If you prune when the rose is not dormant, it could result in new tender growth emerging, and that could kill the rose when the hard frost comes.
Here is the information for pruning roses for winter.
Prune your repeat-flowering roses in early spring or late winter, but in some cases a little late fall trimming back of rose bushes and climbing roses is advisable.
In cold regions, tender roses may need some roses fall pruning to accommodate methods of winter protection, such as tipping or tying up and wrapping in burlap, which is often done in the coldest parts of the North America and other cold regions of the World.
In warmer climates, such as California, hybrid teas and grandifloras grow quite tall and their stems are vulnerable to whipping in strong winter winds.
If this is the case in your area, you may prune the rose bushes down by about one-half in late fall.
Winter whipping can also be a problem for climbing roses.
In warmer climates, climbers can be lightly pruned and retied to suport in the fall.

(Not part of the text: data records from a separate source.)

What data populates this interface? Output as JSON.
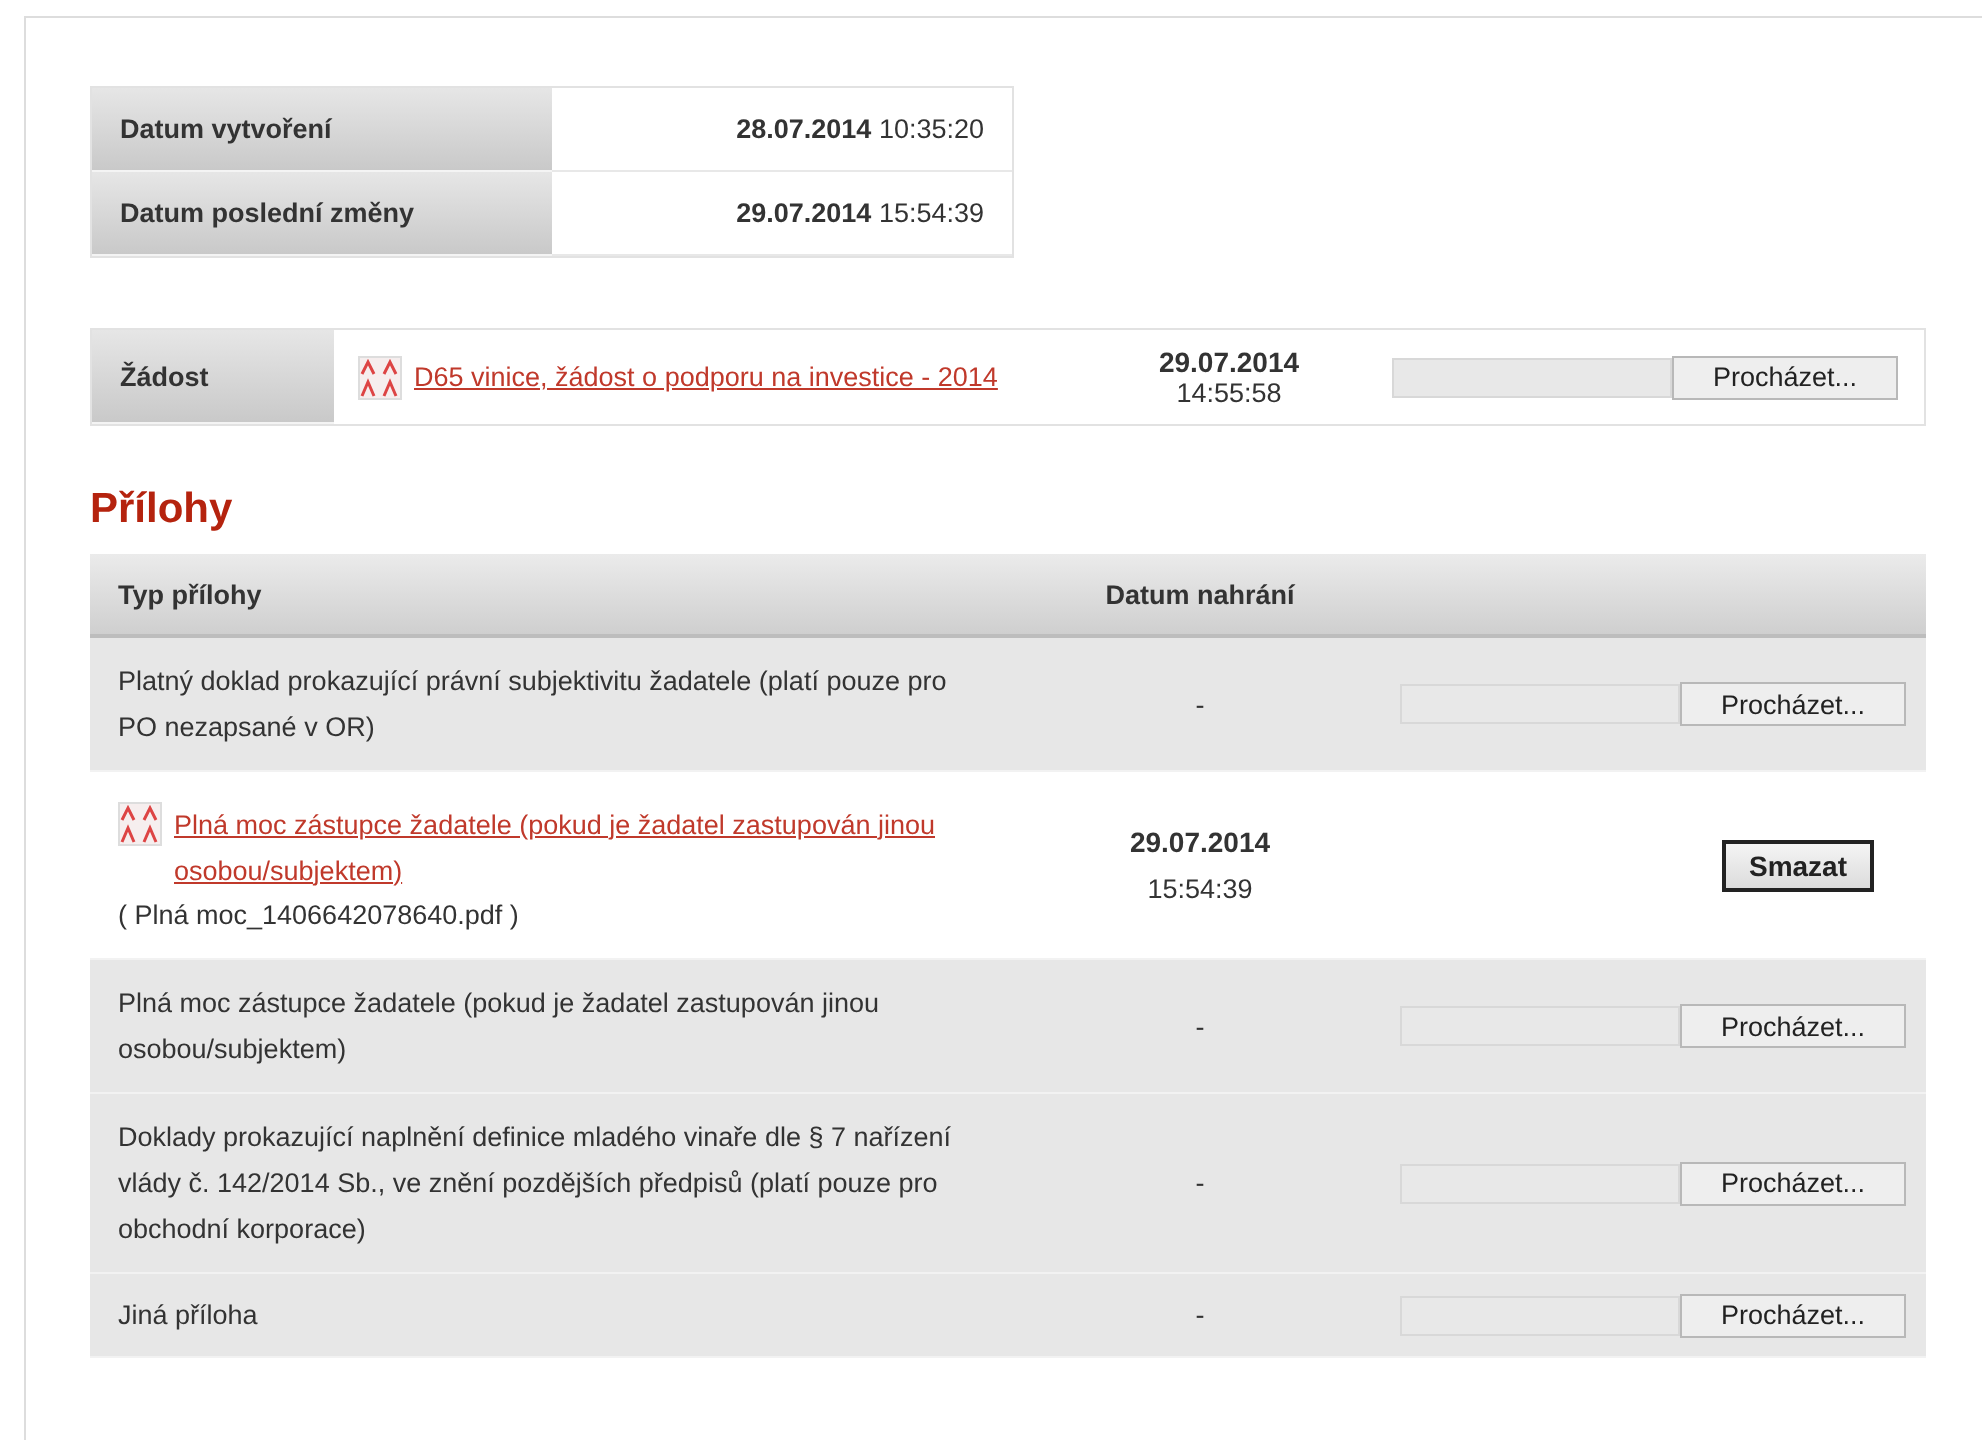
{
  "info": [
    {
      "label": "Datum vytvoření",
      "date": "28.07.2014",
      "time": "10:35:20"
    },
    {
      "label": "Datum poslední změny",
      "date": "29.07.2014",
      "time": "15:54:39"
    }
  ],
  "request": {
    "label": "Žádost",
    "link": "D65 vinice, žádost o podporu na investice - 2014",
    "date": "29.07.2014",
    "time": "14:55:58",
    "button": "Procházet..."
  },
  "attachments": {
    "title": "Přílohy",
    "columns": [
      "Typ přílohy",
      "Datum nahrání"
    ],
    "rows": [
      {
        "kind": "empty",
        "label": "Platný doklad prokazující právní subjektivitu žadatele (platí pouze pro PO nezapsané v OR)",
        "date": "-",
        "button": "Procházet..."
      },
      {
        "kind": "uploaded",
        "label": "Plná moc zástupce žadatele (pokud je žadatel zastupován jinou osobou/subjektem)",
        "filename": "( Plná moc_1406642078640.pdf )",
        "date": "29.07.2014",
        "time": "15:54:39",
        "button": "Smazat"
      },
      {
        "kind": "empty",
        "label": "Plná moc zástupce žadatele (pokud je žadatel zastupován jinou osobou/subjektem)",
        "date": "-",
        "button": "Procházet..."
      },
      {
        "kind": "empty",
        "label": "Doklady prokazující naplnění definice mladého vinaře dle § 7 nařízení vlády č. 142/2014 Sb., ve znění pozdějších předpisů (platí pouze pro obchodní korporace)",
        "date": "-",
        "button": "Procházet..."
      },
      {
        "kind": "empty",
        "label": "Jiná příloha",
        "date": "-",
        "button": "Procházet..."
      }
    ]
  }
}
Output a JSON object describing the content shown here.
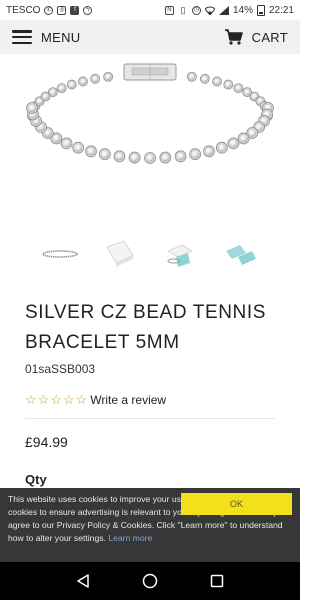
{
  "status_bar": {
    "carrier": "TESCO",
    "battery": "14%",
    "time": "22:21",
    "icons": [
      "whatsapp-icon",
      "instagram-icon",
      "facebook-icon",
      "messenger-icon",
      "nfc-icon",
      "vibrate-icon",
      "alarm-icon",
      "wifi-icon",
      "signal-icon",
      "battery-icon"
    ]
  },
  "header": {
    "menu_label": "MENU",
    "cart_label": "CART"
  },
  "product": {
    "title": "SILVER CZ BEAD TENNIS BRACELET 5MM",
    "sku": "01saSSB003",
    "rating": 0,
    "rating_max": 5,
    "write_review": "Write a review",
    "price": "£94.99",
    "qty_label": "Qty"
  },
  "thumbnails": [
    {
      "name": "bracelet-thumbnail"
    },
    {
      "name": "gift-box-thumbnail"
    },
    {
      "name": "box-and-bracelet-thumbnail"
    },
    {
      "name": "teal-box-thumbnail"
    }
  ],
  "cookie_banner": {
    "text": "This website uses cookies to improve your user experience. We also use cookies to ensure advertising is relevant to you. By using our website you agree to our Privacy Policy & Cookies. Click \"Learn more\" to understand how to alter your settings.",
    "learn_more": "Learn more",
    "ok_label": "OK"
  },
  "colors": {
    "header_bg": "#f1f1f1",
    "star": "#c9a227",
    "ok_button": "#f1e01a",
    "cookie_bg": "#282828",
    "link": "#7fa8d6"
  }
}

Thin out some of the excess untied stems and lateral growth to reduce wind whipping, then tie or retie all remaining stems firmly to the support structure, (use stretchtape for roses), for the winter.